• _Exercise description_
Collect all lines containing the word "Months" from the data.

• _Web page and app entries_
- - - - - - -

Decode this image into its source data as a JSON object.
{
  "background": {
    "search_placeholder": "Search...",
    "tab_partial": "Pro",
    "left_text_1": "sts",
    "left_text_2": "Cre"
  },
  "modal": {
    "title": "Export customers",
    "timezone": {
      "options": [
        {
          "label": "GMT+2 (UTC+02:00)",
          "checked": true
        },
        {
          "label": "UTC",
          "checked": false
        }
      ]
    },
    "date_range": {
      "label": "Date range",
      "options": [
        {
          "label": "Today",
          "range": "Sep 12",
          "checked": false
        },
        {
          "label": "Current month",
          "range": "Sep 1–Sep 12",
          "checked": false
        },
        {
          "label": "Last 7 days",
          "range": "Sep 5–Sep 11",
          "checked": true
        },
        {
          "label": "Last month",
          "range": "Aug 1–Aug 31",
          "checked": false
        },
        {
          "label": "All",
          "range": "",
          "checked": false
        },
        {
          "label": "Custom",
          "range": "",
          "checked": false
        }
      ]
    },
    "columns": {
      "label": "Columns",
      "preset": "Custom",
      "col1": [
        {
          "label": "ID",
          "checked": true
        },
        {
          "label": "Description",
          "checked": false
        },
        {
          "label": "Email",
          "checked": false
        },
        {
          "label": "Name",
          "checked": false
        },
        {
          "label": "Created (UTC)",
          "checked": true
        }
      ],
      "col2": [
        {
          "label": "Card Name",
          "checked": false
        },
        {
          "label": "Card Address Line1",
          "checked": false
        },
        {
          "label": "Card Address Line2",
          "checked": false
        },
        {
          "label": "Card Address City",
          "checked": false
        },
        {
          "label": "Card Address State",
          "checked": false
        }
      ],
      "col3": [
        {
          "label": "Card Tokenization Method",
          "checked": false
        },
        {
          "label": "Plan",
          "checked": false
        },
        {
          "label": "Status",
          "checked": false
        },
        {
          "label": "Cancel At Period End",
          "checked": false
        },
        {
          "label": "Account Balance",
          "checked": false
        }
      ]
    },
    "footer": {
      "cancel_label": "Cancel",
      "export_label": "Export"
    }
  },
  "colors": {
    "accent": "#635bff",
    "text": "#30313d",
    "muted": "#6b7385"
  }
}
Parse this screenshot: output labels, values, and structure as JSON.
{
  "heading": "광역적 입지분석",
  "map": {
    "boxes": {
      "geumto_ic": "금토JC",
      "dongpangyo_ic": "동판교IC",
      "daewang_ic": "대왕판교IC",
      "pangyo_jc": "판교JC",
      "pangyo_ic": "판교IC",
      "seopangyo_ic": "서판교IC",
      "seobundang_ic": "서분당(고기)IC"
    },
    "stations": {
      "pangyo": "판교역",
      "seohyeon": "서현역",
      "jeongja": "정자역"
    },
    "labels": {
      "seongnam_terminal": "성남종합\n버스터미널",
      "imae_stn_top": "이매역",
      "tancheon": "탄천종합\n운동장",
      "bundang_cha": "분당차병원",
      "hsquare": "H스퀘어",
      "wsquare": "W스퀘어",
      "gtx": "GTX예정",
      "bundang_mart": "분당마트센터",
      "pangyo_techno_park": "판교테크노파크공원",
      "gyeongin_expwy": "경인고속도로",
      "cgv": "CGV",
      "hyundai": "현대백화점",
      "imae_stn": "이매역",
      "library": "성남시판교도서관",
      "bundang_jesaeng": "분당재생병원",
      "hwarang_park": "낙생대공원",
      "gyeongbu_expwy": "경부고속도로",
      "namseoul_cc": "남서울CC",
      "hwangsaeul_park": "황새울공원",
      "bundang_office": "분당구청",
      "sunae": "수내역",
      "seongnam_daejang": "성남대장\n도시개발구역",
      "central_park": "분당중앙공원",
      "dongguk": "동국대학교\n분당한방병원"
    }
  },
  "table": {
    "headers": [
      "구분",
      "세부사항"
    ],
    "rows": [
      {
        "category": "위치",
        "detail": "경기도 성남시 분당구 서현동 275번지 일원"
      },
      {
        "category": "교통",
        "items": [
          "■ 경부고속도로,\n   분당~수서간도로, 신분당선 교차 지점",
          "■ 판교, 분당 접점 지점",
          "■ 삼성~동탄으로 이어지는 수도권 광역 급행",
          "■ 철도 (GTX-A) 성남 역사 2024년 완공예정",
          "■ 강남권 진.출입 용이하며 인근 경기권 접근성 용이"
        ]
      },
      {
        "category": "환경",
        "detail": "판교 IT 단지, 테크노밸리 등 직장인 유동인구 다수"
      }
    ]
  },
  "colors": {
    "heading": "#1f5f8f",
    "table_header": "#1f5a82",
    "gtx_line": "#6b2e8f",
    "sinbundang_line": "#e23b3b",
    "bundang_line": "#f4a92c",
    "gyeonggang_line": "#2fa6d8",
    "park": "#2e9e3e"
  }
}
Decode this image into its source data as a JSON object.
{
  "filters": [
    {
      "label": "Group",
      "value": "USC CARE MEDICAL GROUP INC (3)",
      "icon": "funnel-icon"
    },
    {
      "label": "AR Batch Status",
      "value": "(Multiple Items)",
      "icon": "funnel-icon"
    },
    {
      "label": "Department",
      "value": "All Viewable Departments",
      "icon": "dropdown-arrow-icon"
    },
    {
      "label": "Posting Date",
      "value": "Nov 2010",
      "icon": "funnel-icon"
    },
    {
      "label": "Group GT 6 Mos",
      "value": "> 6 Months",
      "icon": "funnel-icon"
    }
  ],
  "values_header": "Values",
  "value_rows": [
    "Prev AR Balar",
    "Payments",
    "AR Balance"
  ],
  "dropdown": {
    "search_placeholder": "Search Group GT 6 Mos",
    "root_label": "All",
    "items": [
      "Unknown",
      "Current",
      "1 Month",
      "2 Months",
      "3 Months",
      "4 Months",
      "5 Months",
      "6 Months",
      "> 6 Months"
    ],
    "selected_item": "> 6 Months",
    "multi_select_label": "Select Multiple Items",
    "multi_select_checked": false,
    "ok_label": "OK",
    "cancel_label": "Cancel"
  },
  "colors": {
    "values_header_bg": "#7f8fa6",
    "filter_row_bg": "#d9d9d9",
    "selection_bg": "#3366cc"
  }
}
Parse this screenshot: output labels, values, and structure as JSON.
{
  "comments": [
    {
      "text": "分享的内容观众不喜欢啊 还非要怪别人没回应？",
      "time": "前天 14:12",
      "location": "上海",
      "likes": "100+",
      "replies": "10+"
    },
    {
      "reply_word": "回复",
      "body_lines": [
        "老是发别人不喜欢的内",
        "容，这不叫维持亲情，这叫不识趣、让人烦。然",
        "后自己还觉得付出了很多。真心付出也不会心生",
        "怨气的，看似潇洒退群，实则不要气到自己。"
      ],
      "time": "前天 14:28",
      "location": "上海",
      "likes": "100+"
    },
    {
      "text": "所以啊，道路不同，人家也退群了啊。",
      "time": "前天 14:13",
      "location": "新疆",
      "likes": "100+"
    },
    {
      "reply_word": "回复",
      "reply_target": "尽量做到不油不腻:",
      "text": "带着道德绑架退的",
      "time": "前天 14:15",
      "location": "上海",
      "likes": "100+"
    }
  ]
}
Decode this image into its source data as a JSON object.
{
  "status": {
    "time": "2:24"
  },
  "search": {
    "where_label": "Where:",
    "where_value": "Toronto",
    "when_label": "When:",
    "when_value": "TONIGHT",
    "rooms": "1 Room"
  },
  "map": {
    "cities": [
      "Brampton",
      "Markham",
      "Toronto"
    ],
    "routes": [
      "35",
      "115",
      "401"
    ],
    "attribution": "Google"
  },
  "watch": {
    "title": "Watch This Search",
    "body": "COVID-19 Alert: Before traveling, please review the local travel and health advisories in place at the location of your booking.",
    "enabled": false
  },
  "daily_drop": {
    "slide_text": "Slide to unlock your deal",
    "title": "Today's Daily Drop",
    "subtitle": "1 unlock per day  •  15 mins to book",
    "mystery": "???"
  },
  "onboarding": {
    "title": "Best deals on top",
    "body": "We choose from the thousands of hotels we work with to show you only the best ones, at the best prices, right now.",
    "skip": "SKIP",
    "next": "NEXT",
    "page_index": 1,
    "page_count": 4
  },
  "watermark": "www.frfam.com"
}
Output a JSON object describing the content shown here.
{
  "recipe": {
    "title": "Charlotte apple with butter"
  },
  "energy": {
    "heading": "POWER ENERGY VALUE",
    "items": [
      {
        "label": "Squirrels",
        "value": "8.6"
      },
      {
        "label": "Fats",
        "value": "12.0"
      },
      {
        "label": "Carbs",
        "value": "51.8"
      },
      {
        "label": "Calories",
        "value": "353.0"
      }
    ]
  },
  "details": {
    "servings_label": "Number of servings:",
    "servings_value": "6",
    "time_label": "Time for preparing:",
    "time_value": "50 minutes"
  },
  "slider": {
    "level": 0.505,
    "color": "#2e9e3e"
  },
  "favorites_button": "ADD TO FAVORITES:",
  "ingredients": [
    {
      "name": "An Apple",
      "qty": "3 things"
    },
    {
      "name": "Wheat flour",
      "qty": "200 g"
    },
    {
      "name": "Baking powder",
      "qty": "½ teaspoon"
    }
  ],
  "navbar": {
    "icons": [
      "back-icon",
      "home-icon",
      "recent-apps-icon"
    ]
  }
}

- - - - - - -

• _Solution to this exercise_
      "value": "> 6 Months",
      "2 Months",
      "3 Months",
      "4 Months",
      "5 Months",
      "6 Months",
      "> 6 Months"
    "selected_item": "> 6 Months",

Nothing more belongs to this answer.